In an interview on state radio’s Sunrise FM on Thursday, President John Mahama asked for public vigilance and stated that Ghana was also at risk from home grown militants. He further noted that countries in the region share intelligence on militant threats. Al-Qaeda in the Islamic Maghreb (AQIM) has claimed responsibility for attacks on a hotel in the capital of Mali last November, a restaurant and hotel in Burkina Faso’s capital in January and the Ivory Coast attack in March. In all, more than 65 people have died, many of them foreigners.
In the wake of the 13 March deadly terror attack in neighbouring Ivory Coast, Ghana’s government has put the nation on high alert. The terror alert is a first for the West African country.
On 16 March, Ghana’s national security chiefs disclosed that they have intelligence of a credible terrorist threat in the country. The announcement was made on Wednesday following a meeting with Ghana’s President John Mahama to review their readiness. In a statement, the government called on Ghanaians to pay attention and report anything unusual to security agencies.
The alert comes as the United Kingdom has also advised its citizens in Ghana to be cautious. The United States has also restricted US service members’ travel to five West African countries, citing recent militant attacks in the region. On 16 March, the Pentagon issued the move, which effectively limits unofficial travel by US military personnel to Senegal, Guinea, Ivory Coast, Burkina Faso and Ghana. US Lieutenant Colonel Michelle Baldanza, a Pentagon spokeswoman, has disclosed that the order will remain in effect until 30 June and does not restrict official travel to the countries involved, adding, “given the recent attacks in Western Africa, we felt it prudent to make this decision at this time in an effort to ensure the safety of our personnel.” According to Navy Lt. Cmdr.
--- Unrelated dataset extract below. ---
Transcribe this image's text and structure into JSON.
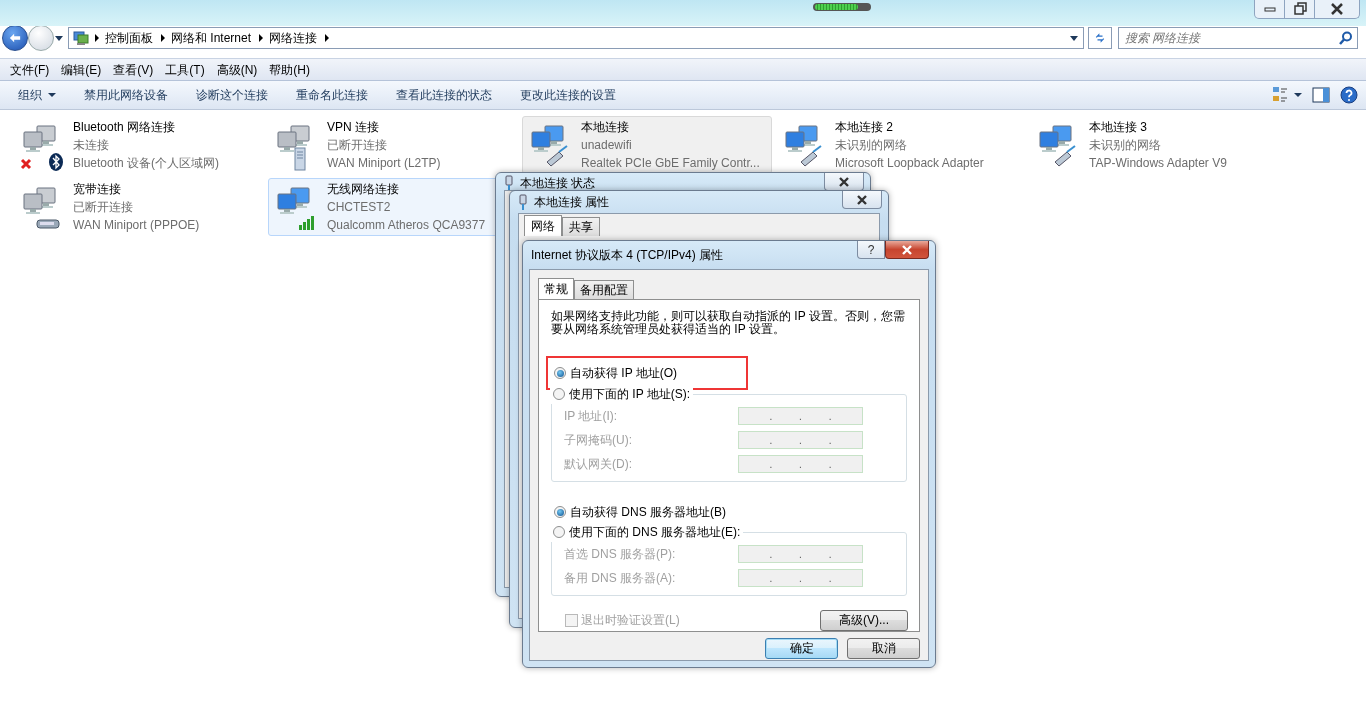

Anthony Falvo, a spokesman for US Africa Command, “its just vigilance given the recent events that have happened in the area of the world.” US Africa Command has between 1,000 and 1,2000 forces on the continent at any one time, mostly in training and support roles to help local security forces combat militants.
Since November 2015, al-Qaeda militants have attacked hotels in two other regional capitals, Bamako (Mali) and Ouagadougou (Burkina Faso), and a beach resort located outside Abidjan (Ivory Coast).